March 21, 2012
New DRC Grauer’s Gorilla Program Unfolds
Careful planning, new approaches
On Feb. 16 and 17, primatologists from the Karisoke Research Center convened in Gisenyi, Rwanda (just across the border from Goma) for an intensive brainstorming session on the Dian Fossey Gorilla Fund’s Grauer’s gorilla program in eastern Democratic Republic of Congo (DRC).
Heading the session was Fossey Fund Vice President of Africa Programs, Juan Carlos Bonilla, and Congo Program Manager Urbain Ngobobo. Karisoke Director Felix Ndagijimana, Gorilla Program Manager Veronica Vecellio, and Karisoke researchers Winnie Eckardt, Ph.D. and Stacy Rosenbaum brought their wealth of knowledge in primate research, gorilla behavior and habituation to the table. Escobar Binyinyi, the Fossey Fund’s GIS specialist, came equipped with detailed maps of the areas proposed for monitoring. Guest primatologist Alejandra Pascual Garrido contributed a presentation on survey methods and Dario Merlo, Congo Project coordinator for the Jane Goodall Institute, presented an overview of last year’s Great Ape Conservation Action Plan, to explain the work that has been previously done in the area.

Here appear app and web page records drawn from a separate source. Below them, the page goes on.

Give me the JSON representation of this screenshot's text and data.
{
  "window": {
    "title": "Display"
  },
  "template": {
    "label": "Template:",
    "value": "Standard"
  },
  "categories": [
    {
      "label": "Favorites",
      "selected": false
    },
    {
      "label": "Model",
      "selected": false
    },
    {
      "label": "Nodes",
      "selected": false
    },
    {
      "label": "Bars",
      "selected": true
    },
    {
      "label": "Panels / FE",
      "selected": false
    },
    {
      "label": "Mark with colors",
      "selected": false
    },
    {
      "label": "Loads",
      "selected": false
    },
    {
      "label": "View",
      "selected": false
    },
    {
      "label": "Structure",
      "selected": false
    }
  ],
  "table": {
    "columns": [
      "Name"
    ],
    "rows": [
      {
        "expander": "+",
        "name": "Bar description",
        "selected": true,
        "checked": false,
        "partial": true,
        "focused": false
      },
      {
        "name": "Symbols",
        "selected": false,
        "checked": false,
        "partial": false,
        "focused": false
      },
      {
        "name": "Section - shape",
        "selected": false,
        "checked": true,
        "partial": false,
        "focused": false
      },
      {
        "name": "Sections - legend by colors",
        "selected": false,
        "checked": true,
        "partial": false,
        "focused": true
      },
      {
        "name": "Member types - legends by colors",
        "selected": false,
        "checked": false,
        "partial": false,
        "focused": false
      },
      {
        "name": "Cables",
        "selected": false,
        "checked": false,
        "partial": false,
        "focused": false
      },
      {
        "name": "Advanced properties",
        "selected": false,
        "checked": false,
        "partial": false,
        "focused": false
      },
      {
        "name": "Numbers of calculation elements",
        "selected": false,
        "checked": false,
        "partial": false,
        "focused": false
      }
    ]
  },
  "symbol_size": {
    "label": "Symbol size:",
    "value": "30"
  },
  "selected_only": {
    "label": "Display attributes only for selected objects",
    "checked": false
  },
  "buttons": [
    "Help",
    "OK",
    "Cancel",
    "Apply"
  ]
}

Although there is much knowledge to be gleaned from the field methods implemented at Karisoke in Rwanda’s Volcanoes National Park, the Grauer’s gorilla monitoring project will require a unique methodology. It was determined during the two-day planning meeting that while the anti-poaching patrols in Rwanda have been a key part of Karisoke’s “active conservation” approach, this technique is not feasible in eastern DRC, primarily due to the enormous size of the area. Instead, says Rosenbaum, “alternative ways of fighting poaching will be considered: intelligence gathering, monitoring of key areas (airstrips and areas surrounding the research station) and a hotline for reporting poaching incidents. Additionally, because of the multitude of threats that Grauer’s gorillas face in this region of DRC, the research program will prioritize data on these problems and the effectiveness of any solutions we implement.”
Capacity building begins
For many years, Karisoke has provided more than 50 Rwandan undergraduates and many graduate students with research opportunities. By implementing this educational model at the new DRC field station, the Fossey Fund hopes to benefit aspiring Congolese conservationists. As a first step, Congolese universities will host a competition for a research position at the field station, a groundbreaking opportunity for a young scientist.
Visiting a community-based reserve
For more than a decade, the Fossey Fund has worked alongside local Congolese leaders to establish nine nature reserves that encompass over 7,000 square miles of landscape. But, because the Grauer’s range covers some 26,000 square miles (an area more than twice the size of the entire country of Rwanda), there is still much work to be done to ensure the conservation of this gorilla subspecies. The Fund plans to implement an “active conservation” methodology in one reserve after another, and slowly expand as resources allow.
Expeditions to the reserves are being completed now. Most recently, Ngobobo and Jessica Burbridge, Fossey Fund field communications officer, flew from Goma to the Punia Gorilla Reserve (RGPU), via a bush plane through Kasese, DRC. The reserve is extremely remote and no roads connect the villages; they are only accessible by motorbike, through a network of narrow jungle paths.
The primary objective of this particular trip was to determine the Grauer’s gorilla’s presence in the region. Throughout the two days, 30 kilometers and 17 hours of trekking through the rainforest, the team of nine community reserve trackers and Fossey Fund staff discovered many gorilla nests of varying age and decomposition. As the team moved deeper into the forest, up and down countless mountains and ravines, various other indicators of gorilla presence made an appearance – old feeding sites, piles of dung and finally, the characteristic knuckle print in the mud that led right to a gorilla group. The Grauer’s gorillas in this area are unhabituated though, and fled at the first sound of the team’s approach.
On the first two to three kilometers into the trek, the team encountered many villagers toting wood, water, palm fruit and food out of the forest. Just beyond that zone, the first snare was discovered, which was promptly destroyed. Two additional bamboo and wire snares and a trap designed to break the leg of its victim were found the first day. Human activity exploiting the forest’s natural resources also included coltan mining. In fact, the team flew out of the region on a plane that also carried bags of coltan.
There are a myriad of obstacles and challenges to consider as the Fossey Fund builds this new program. Working in the DRC is notoriously dangerous and extremely expensive, but the price tag is not too high for saving gorillas, one of the world's most crucial rainforests and the many other species that live in it.
Jessica Burbridge, Field Communications Officer